Last week I had a chance to catch a few exhibitions at the ArtScience Museum, Marina Bay Sands, Singapore. They are: Leather Forever by Hermes exhibition, Ideas Changing The World (about the Nobel Prize) and Collider (yep, the Large Haldron Collider built by CERN… if you read Dan Brown’s Angels and Demons before, this thing was a major element in the plot, and it is real…). Anddd… it is free admission for the first two! (check out the museum site for the ticketing and opening periods http://www.marinabaysands.com/museum.html)
I had looked forward to visiting all 3 of them so much, as someone interested in leather, art, science and in general stuff and affairs…
We all know and have heard about Hermes, the household brand of luxury leather bags (as someone who is not really following haute couture, I could even vaguely mention the names of the bags… like Birkin, Kelly…). I kinda had some expectations about the exhibition… lines of its famed bags… some history…
True, it is like that – and so much more. The historytelling is packaged in the 12 rooms that take place in the fingers that lend the museum its famous lotus shape. As we move from one room to another, we transcend to another realm that emphasizes on a particular aspect/ feature/ philosophy of the company, thanks to the thoughtful space design, innovative exhibition design and apt (hint: fun) interactive parts 😆 all these help create an immersive world for the audience who want to get more of the taste of Hermes – the high-rank fashionistas and the fashion noobs alike. True enough, I saw an impeccably stylish female tourist taking pictures of every single bag on display (forgive me for the stereotyping, but this is the first time I saw someone who might rather spend time shopping at Marina Bay Sands being too engrossed with specimens in a museum). And I have enjoyed it myself as well.
Here is a teaser photo from the exhibition. I should not spill the beans too much, as it takes away some of the delight derived from unexpectedly seeing something for the first time😆
The Nobel Prize exhibition showcases the history of the prize and its recipients over the year – the notable ones that we read in the encyclopedias when we were young (Marie Curie, Guglielmo Marconi…), and the relatively less heard or more recent ones (Francis Crick, Sydney Brenner…). I came to admire the vision of Mr Nobel, who included literature and economics as two of the fields to be awarded along side physics, chemistry, medicine and peace-making.

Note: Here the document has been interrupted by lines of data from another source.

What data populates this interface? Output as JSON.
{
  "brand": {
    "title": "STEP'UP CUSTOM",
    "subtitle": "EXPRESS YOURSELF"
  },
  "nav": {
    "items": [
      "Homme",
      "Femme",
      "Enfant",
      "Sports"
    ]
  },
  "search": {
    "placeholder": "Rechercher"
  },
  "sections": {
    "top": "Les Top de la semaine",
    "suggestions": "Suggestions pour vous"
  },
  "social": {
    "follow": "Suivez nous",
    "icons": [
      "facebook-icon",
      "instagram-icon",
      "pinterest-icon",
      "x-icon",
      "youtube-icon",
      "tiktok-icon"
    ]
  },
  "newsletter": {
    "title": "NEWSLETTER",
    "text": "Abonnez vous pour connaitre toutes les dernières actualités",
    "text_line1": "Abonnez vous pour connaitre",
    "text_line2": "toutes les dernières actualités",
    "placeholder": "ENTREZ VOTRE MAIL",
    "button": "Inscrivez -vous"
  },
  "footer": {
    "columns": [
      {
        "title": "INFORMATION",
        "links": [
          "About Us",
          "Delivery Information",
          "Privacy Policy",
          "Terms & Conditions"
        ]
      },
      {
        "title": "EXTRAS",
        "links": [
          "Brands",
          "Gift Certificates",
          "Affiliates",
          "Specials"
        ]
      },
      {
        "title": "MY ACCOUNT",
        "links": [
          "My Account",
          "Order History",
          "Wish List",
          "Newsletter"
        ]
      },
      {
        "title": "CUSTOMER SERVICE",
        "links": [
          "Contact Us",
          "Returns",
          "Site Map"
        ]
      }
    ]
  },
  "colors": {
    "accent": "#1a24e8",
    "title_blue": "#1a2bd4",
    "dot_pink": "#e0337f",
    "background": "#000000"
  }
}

Scrolling through the interactive monitor, I also marvelled at how people dedicated their lifetime for a cause, something that has brought significant impact to the world.
Coincidentally, Collider seemed to be like the extension of the Nobel one, as it starts by showing the big figures of the modern physics like Niels Bohr and Schroedinger… (who also received a Nobel Prize each). To put the collider in my own inept words: it is a ring-shaped tunnel in which electrons are accelerated to a very high speed and by doing that, more sub-atomic particles are generated, and then examined. This project has led to the confirmation of the existence of Higgs bosons, or what commonly dubbed by the popular media as ‘the God Particles’ and are believed to be the particles which give mass to matter.
Unlike the first two exhibitions, Collider gives a more toned-down display, purposefully giving a sense of being in its lab in Geneva to the audience. The passageway is recreated like that of the corridor of the office. It’s humanizing one of the massive, pivotal projects in the human history.
It was indeed a good afternoon at the museum:)